### Materials provided
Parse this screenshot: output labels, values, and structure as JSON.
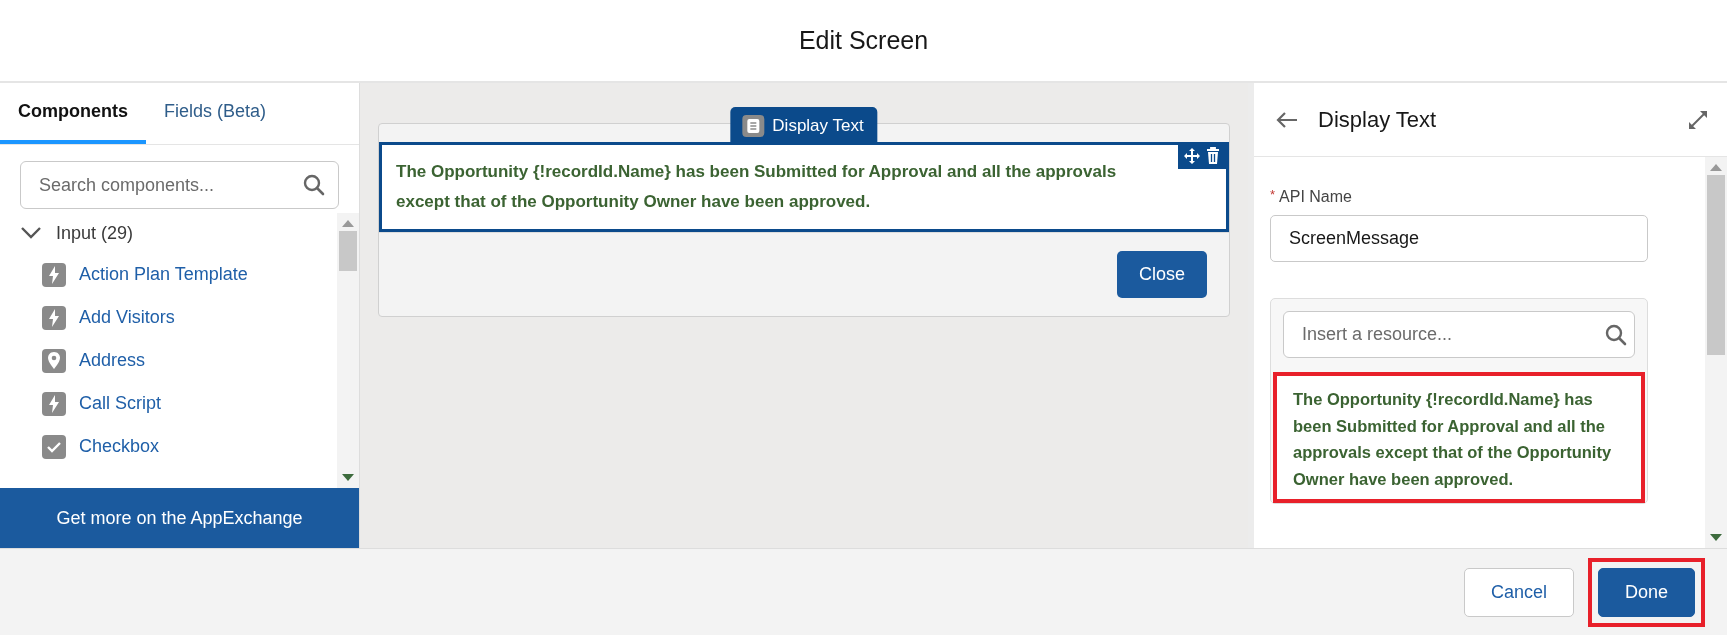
{
  "window": {
    "title": "Edit Screen"
  },
  "left_panel": {
    "tabs": [
      {
        "label": "Components",
        "selected": true
      },
      {
        "label": "Fields (Beta)",
        "selected": false
      }
    ],
    "search": {
      "placeholder": "Search components..."
    },
    "group": {
      "label": "Input (29)",
      "expanded": true,
      "items": [
        {
          "label": "Action Plan Template",
          "kind": "lightning"
        },
        {
          "label": "Add Visitors",
          "kind": "lightning"
        },
        {
          "label": "Address",
          "kind": "location"
        },
        {
          "label": "Call Script",
          "kind": "lightning"
        },
        {
          "label": "Checkbox",
          "kind": "checkbox"
        }
      ]
    },
    "footer_link": "Get more on the AppExchange"
  },
  "canvas": {
    "component_tab": "Display Text",
    "message": "The Opportunity {!recordId.Name} has been Submitted for Approval and all the approvals except that of the Opportunity Owner have been approved.",
    "selected": true,
    "close_button": "Close"
  },
  "properties": {
    "title": "Display Text",
    "api_name": {
      "label": "API Name",
      "required_marker": "*",
      "value": "ScreenMessage"
    },
    "resource_search": {
      "placeholder": "Insert a resource..."
    },
    "message": "The Opportunity {!recordId.Name} has been Submitted for Approval and all the approvals except that of the Opportunity Owner have been approved.",
    "highlighted": true
  },
  "footer": {
    "buttons": [
      {
        "label": "Cancel",
        "kind": "neutral",
        "highlighted": false
      },
      {
        "label": "Done",
        "kind": "brand",
        "highlighted": true
      }
    ]
  }
}
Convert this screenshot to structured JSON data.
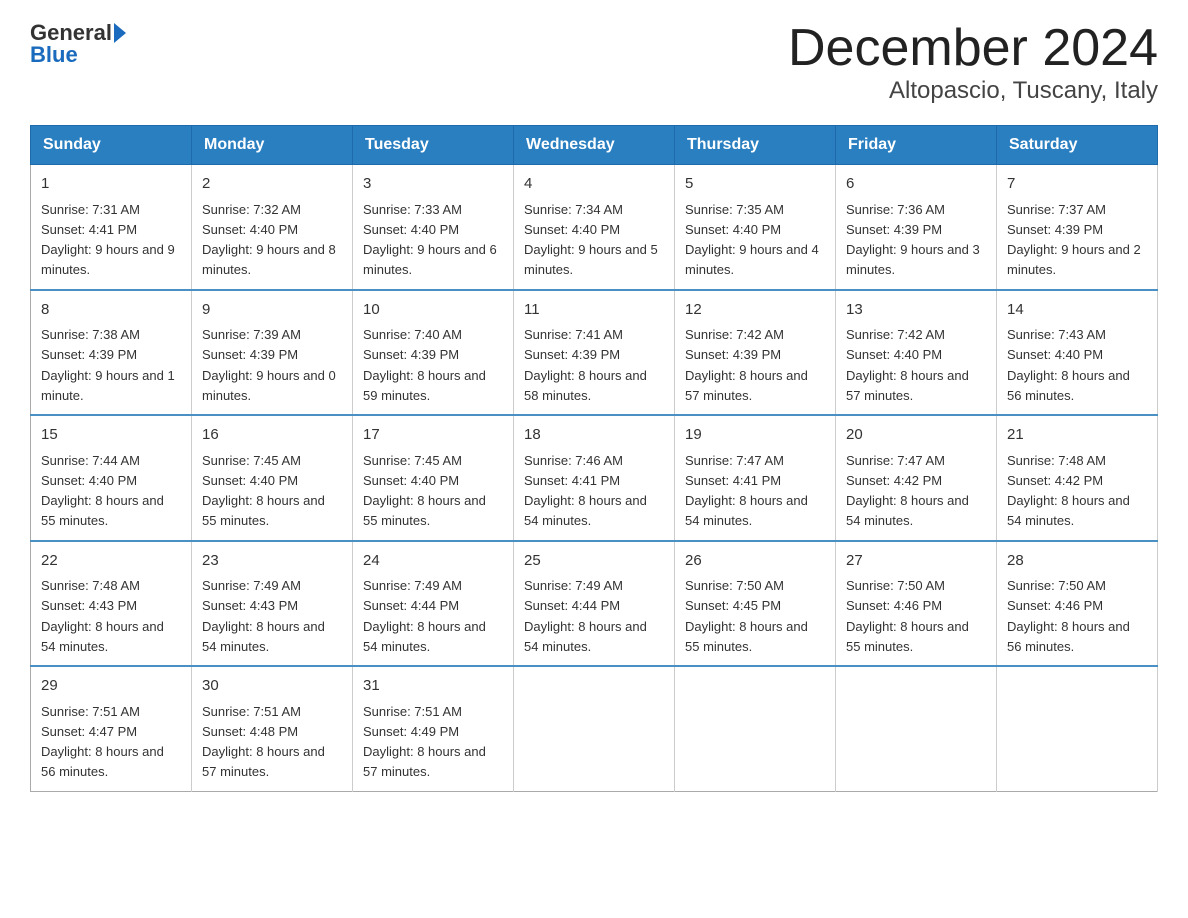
{
  "header": {
    "logo_general": "General",
    "logo_blue": "Blue",
    "month_title": "December 2024",
    "location": "Altopascio, Tuscany, Italy"
  },
  "days_of_week": [
    "Sunday",
    "Monday",
    "Tuesday",
    "Wednesday",
    "Thursday",
    "Friday",
    "Saturday"
  ],
  "weeks": [
    [
      {
        "day": "1",
        "sunrise": "7:31 AM",
        "sunset": "4:41 PM",
        "daylight": "9 hours and 9 minutes."
      },
      {
        "day": "2",
        "sunrise": "7:32 AM",
        "sunset": "4:40 PM",
        "daylight": "9 hours and 8 minutes."
      },
      {
        "day": "3",
        "sunrise": "7:33 AM",
        "sunset": "4:40 PM",
        "daylight": "9 hours and 6 minutes."
      },
      {
        "day": "4",
        "sunrise": "7:34 AM",
        "sunset": "4:40 PM",
        "daylight": "9 hours and 5 minutes."
      },
      {
        "day": "5",
        "sunrise": "7:35 AM",
        "sunset": "4:40 PM",
        "daylight": "9 hours and 4 minutes."
      },
      {
        "day": "6",
        "sunrise": "7:36 AM",
        "sunset": "4:39 PM",
        "daylight": "9 hours and 3 minutes."
      },
      {
        "day": "7",
        "sunrise": "7:37 AM",
        "sunset": "4:39 PM",
        "daylight": "9 hours and 2 minutes."
      }
    ],
    [
      {
        "day": "8",
        "sunrise": "7:38 AM",
        "sunset": "4:39 PM",
        "daylight": "9 hours and 1 minute."
      },
      {
        "day": "9",
        "sunrise": "7:39 AM",
        "sunset": "4:39 PM",
        "daylight": "9 hours and 0 minutes."
      },
      {
        "day": "10",
        "sunrise": "7:40 AM",
        "sunset": "4:39 PM",
        "daylight": "8 hours and 59 minutes."
      },
      {
        "day": "11",
        "sunrise": "7:41 AM",
        "sunset": "4:39 PM",
        "daylight": "8 hours and 58 minutes."
      },
      {
        "day": "12",
        "sunrise": "7:42 AM",
        "sunset": "4:39 PM",
        "daylight": "8 hours and 57 minutes."
      },
      {
        "day": "13",
        "sunrise": "7:42 AM",
        "sunset": "4:40 PM",
        "daylight": "8 hours and 57 minutes."
      },
      {
        "day": "14",
        "sunrise": "7:43 AM",
        "sunset": "4:40 PM",
        "daylight": "8 hours and 56 minutes."
      }
    ],
    [
      {
        "day": "15",
        "sunrise": "7:44 AM",
        "sunset": "4:40 PM",
        "daylight": "8 hours and 55 minutes."
      },
      {
        "day": "16",
        "sunrise": "7:45 AM",
        "sunset": "4:40 PM",
        "daylight": "8 hours and 55 minutes."
      },
      {
        "day": "17",
        "sunrise": "7:45 AM",
        "sunset": "4:40 PM",
        "daylight": "8 hours and 55 minutes."
      },
      {
        "day": "18",
        "sunrise": "7:46 AM",
        "sunset": "4:41 PM",
        "daylight": "8 hours and 54 minutes."
      },
      {
        "day": "19",
        "sunrise": "7:47 AM",
        "sunset": "4:41 PM",
        "daylight": "8 hours and 54 minutes."
      },
      {
        "day": "20",
        "sunrise": "7:47 AM",
        "sunset": "4:42 PM",
        "daylight": "8 hours and 54 minutes."
      },
      {
        "day": "21",
        "sunrise": "7:48 AM",
        "sunset": "4:42 PM",
        "daylight": "8 hours and 54 minutes."
      }
    ],
    [
      {
        "day": "22",
        "sunrise": "7:48 AM",
        "sunset": "4:43 PM",
        "daylight": "8 hours and 54 minutes."
      },
      {
        "day": "23",
        "sunrise": "7:49 AM",
        "sunset": "4:43 PM",
        "daylight": "8 hours and 54 minutes."
      },
      {
        "day": "24",
        "sunrise": "7:49 AM",
        "sunset": "4:44 PM",
        "daylight": "8 hours and 54 minutes."
      },
      {
        "day": "25",
        "sunrise": "7:49 AM",
        "sunset": "4:44 PM",
        "daylight": "8 hours and 54 minutes."
      },
      {
        "day": "26",
        "sunrise": "7:50 AM",
        "sunset": "4:45 PM",
        "daylight": "8 hours and 55 minutes."
      },
      {
        "day": "27",
        "sunrise": "7:50 AM",
        "sunset": "4:46 PM",
        "daylight": "8 hours and 55 minutes."
      },
      {
        "day": "28",
        "sunrise": "7:50 AM",
        "sunset": "4:46 PM",
        "daylight": "8 hours and 56 minutes."
      }
    ],
    [
      {
        "day": "29",
        "sunrise": "7:51 AM",
        "sunset": "4:47 PM",
        "daylight": "8 hours and 56 minutes."
      },
      {
        "day": "30",
        "sunrise": "7:51 AM",
        "sunset": "4:48 PM",
        "daylight": "8 hours and 57 minutes."
      },
      {
        "day": "31",
        "sunrise": "7:51 AM",
        "sunset": "4:49 PM",
        "daylight": "8 hours and 57 minutes."
      },
      null,
      null,
      null,
      null
    ]
  ]
}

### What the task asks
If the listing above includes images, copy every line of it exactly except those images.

### Exercise result
Parse this screenshot: output labels, values, and structure as JSON.
{
  "window": {
    "title": "Edit Screen"
  },
  "left_panel": {
    "tabs": [
      {
        "label": "Components",
        "selected": true
      },
      {
        "label": "Fields (Beta)",
        "selected": false
      }
    ],
    "search": {
      "placeholder": "Search components..."
    },
    "group": {
      "label": "Input (29)",
      "expanded": true,
      "items": [
        {
          "label": "Action Plan Template",
          "kind": "lightning"
        },
        {
          "label": "Add Visitors",
          "kind": "lightning"
        },
        {
          "label": "Address",
          "kind": "location"
        },
        {
          "label": "Call Script",
          "kind": "lightning"
        },
        {
          "label": "Checkbox",
          "kind": "checkbox"
        }
      ]
    },
    "footer_link": "Get more on the AppExchange"
  },
  "canvas": {
    "component_tab": "Display Text",
    "message": "The Opportunity {!recordId.Name} has been Submitted for Approval and all the approvals except that of the Opportunity Owner have been approved.",
    "selected": true,
    "close_button": "Close"
  },
  "properties": {
    "title": "Display Text",
    "api_name": {
      "label": "API Name",
      "required_marker": "*",
      "value": "ScreenMessage"
    },
    "resource_search": {
      "placeholder": "Insert a resource..."
    },
    "message": "The Opportunity {!recordId.Name} has been Submitted for Approval and all the approvals except that of the Opportunity Owner have been approved.",
    "highlighted": true
  },
  "footer": {
    "buttons": [
      {
        "label": "Cancel",
        "kind": "neutral",
        "highlighted": false
      },
      {
        "label": "Done",
        "kind": "brand",
        "highlighted": true
      }
    ]
  }
}
Convert this screenshot to structured JSON data.
{
  "header": {
    "logo_general": "General",
    "logo_blue": "Blue",
    "month_title": "December 2024",
    "location": "Altopascio, Tuscany, Italy"
  },
  "days_of_week": [
    "Sunday",
    "Monday",
    "Tuesday",
    "Wednesday",
    "Thursday",
    "Friday",
    "Saturday"
  ],
  "weeks": [
    [
      {
        "day": "1",
        "sunrise": "7:31 AM",
        "sunset": "4:41 PM",
        "daylight": "9 hours and 9 minutes."
      },
      {
        "day": "2",
        "sunrise": "7:32 AM",
        "sunset": "4:40 PM",
        "daylight": "9 hours and 8 minutes."
      },
      {
        "day": "3",
        "sunrise": "7:33 AM",
        "sunset": "4:40 PM",
        "daylight": "9 hours and 6 minutes."
      },
      {
        "day": "4",
        "sunrise": "7:34 AM",
        "sunset": "4:40 PM",
        "daylight": "9 hours and 5 minutes."
      },
      {
        "day": "5",
        "sunrise": "7:35 AM",
        "sunset": "4:40 PM",
        "daylight": "9 hours and 4 minutes."
      },
      {
        "day": "6",
        "sunrise": "7:36 AM",
        "sunset": "4:39 PM",
        "daylight": "9 hours and 3 minutes."
      },
      {
        "day": "7",
        "sunrise": "7:37 AM",
        "sunset": "4:39 PM",
        "daylight": "9 hours and 2 minutes."
      }
    ],
    [
      {
        "day": "8",
        "sunrise": "7:38 AM",
        "sunset": "4:39 PM",
        "daylight": "9 hours and 1 minute."
      },
      {
        "day": "9",
        "sunrise": "7:39 AM",
        "sunset": "4:39 PM",
        "daylight": "9 hours and 0 minutes."
      },
      {
        "day": "10",
        "sunrise": "7:40 AM",
        "sunset": "4:39 PM",
        "daylight": "8 hours and 59 minutes."
      },
      {
        "day": "11",
        "sunrise": "7:41 AM",
        "sunset": "4:39 PM",
        "daylight": "8 hours and 58 minutes."
      },
      {
        "day": "12",
        "sunrise": "7:42 AM",
        "sunset": "4:39 PM",
        "daylight": "8 hours and 57 minutes."
      },
      {
        "day": "13",
        "sunrise": "7:42 AM",
        "sunset": "4:40 PM",
        "daylight": "8 hours and 57 minutes."
      },
      {
        "day": "14",
        "sunrise": "7:43 AM",
        "sunset": "4:40 PM",
        "daylight": "8 hours and 56 minutes."
      }
    ],
    [
      {
        "day": "15",
        "sunrise": "7:44 AM",
        "sunset": "4:40 PM",
        "daylight": "8 hours and 55 minutes."
      },
      {
        "day": "16",
        "sunrise": "7:45 AM",
        "sunset": "4:40 PM",
        "daylight": "8 hours and 55 minutes."
      },
      {
        "day": "17",
        "sunrise": "7:45 AM",
        "sunset": "4:40 PM",
        "daylight": "8 hours and 55 minutes."
      },
      {
        "day": "18",
        "sunrise": "7:46 AM",
        "sunset": "4:41 PM",
        "daylight": "8 hours and 54 minutes."
      },
      {
        "day": "19",
        "sunrise": "7:47 AM",
        "sunset": "4:41 PM",
        "daylight": "8 hours and 54 minutes."
      },
      {
        "day": "20",
        "sunrise": "7:47 AM",
        "sunset": "4:42 PM",
        "daylight": "8 hours and 54 minutes."
      },
      {
        "day": "21",
        "sunrise": "7:48 AM",
        "sunset": "4:42 PM",
        "daylight": "8 hours and 54 minutes."
      }
    ],
    [
      {
        "day": "22",
        "sunrise": "7:48 AM",
        "sunset": "4:43 PM",
        "daylight": "8 hours and 54 minutes."
      },
      {
        "day": "23",
        "sunrise": "7:49 AM",
        "sunset": "4:43 PM",
        "daylight": "8 hours and 54 minutes."
      },
      {
        "day": "24",
        "sunrise": "7:49 AM",
        "sunset": "4:44 PM",
        "daylight": "8 hours and 54 minutes."
      },
      {
        "day": "25",
        "sunrise": "7:49 AM",
        "sunset": "4:44 PM",
        "daylight": "8 hours and 54 minutes."
      },
      {
        "day": "26",
        "sunrise": "7:50 AM",
        "sunset": "4:45 PM",
        "daylight": "8 hours and 55 minutes."
      },
      {
        "day": "27",
        "sunrise": "7:50 AM",
        "sunset": "4:46 PM",
        "daylight": "8 hours and 55 minutes."
      },
      {
        "day": "28",
        "sunrise": "7:50 AM",
        "sunset": "4:46 PM",
        "daylight": "8 hours and 56 minutes."
      }
    ],
    [
      {
        "day": "29",
        "sunrise": "7:51 AM",
        "sunset": "4:47 PM",
        "daylight": "8 hours and 56 minutes."
      },
      {
        "day": "30",
        "sunrise": "7:51 AM",
        "sunset": "4:48 PM",
        "daylight": "8 hours and 57 minutes."
      },
      {
        "day": "31",
        "sunrise": "7:51 AM",
        "sunset": "4:49 PM",
        "daylight": "8 hours and 57 minutes."
      },
      null,
      null,
      null,
      null
    ]
  ]
}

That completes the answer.